EXTRACTED ENTRIES:
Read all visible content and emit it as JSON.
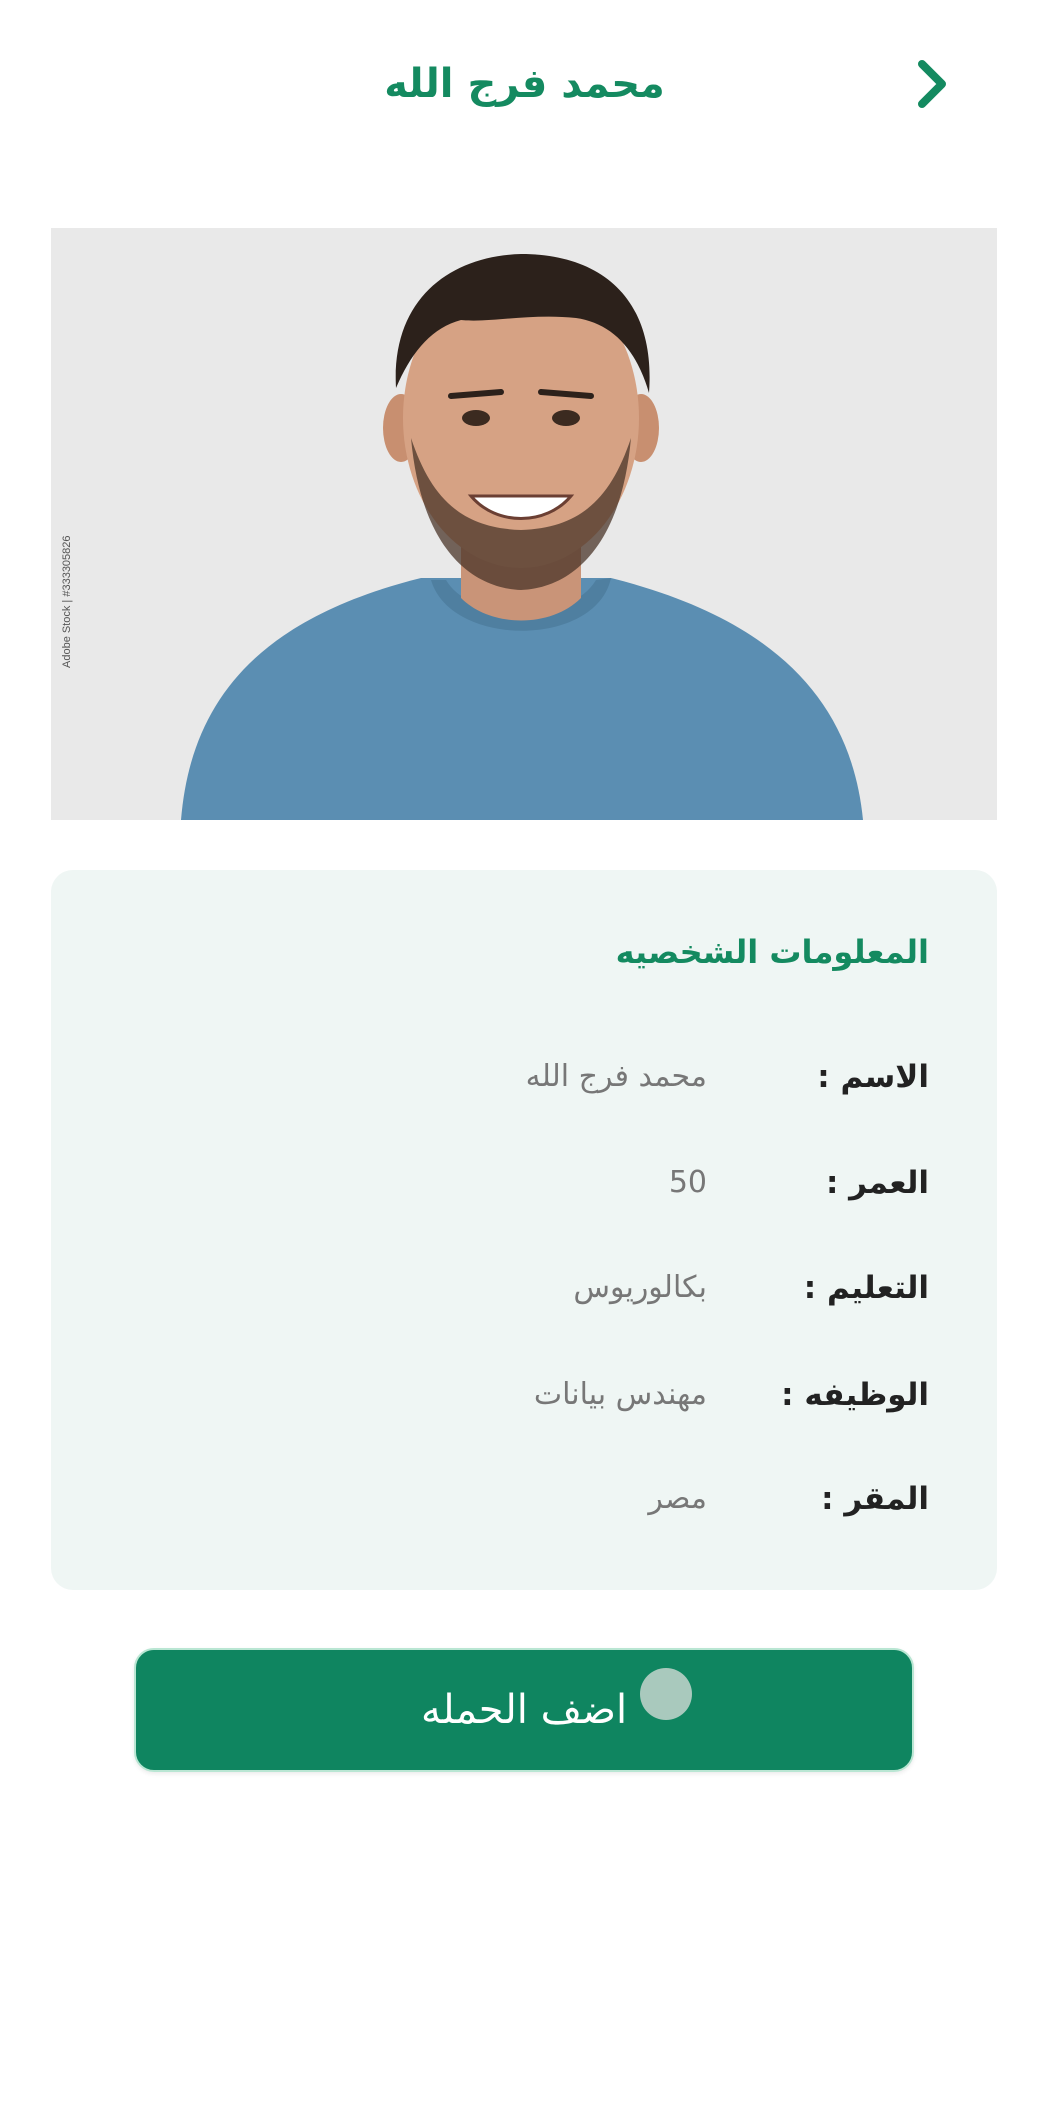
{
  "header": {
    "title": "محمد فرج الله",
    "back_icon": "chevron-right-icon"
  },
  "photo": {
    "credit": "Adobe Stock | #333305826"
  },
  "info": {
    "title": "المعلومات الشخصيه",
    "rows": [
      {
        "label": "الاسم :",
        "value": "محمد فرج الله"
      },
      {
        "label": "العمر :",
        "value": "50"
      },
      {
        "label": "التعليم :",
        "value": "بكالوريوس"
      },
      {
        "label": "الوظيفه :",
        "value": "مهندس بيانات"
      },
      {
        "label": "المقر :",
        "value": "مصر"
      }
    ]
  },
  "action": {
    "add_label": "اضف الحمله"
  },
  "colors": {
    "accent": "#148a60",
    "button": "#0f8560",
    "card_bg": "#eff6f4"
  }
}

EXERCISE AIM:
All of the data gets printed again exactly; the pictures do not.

SOLUTION FOR THIS EXERCISE:
Read all visible content and emit it as JSON.
{
  "header": {
    "title": "محمد فرج الله",
    "back_icon": "chevron-right-icon"
  },
  "photo": {
    "credit": "Adobe Stock | #333305826"
  },
  "info": {
    "title": "المعلومات الشخصيه",
    "rows": [
      {
        "label": "الاسم :",
        "value": "محمد فرج الله"
      },
      {
        "label": "العمر :",
        "value": "50"
      },
      {
        "label": "التعليم :",
        "value": "بكالوريوس"
      },
      {
        "label": "الوظيفه :",
        "value": "مهندس بيانات"
      },
      {
        "label": "المقر :",
        "value": "مصر"
      }
    ]
  },
  "action": {
    "add_label": "اضف الحمله"
  },
  "colors": {
    "accent": "#148a60",
    "button": "#0f8560",
    "card_bg": "#eff6f4"
  }
}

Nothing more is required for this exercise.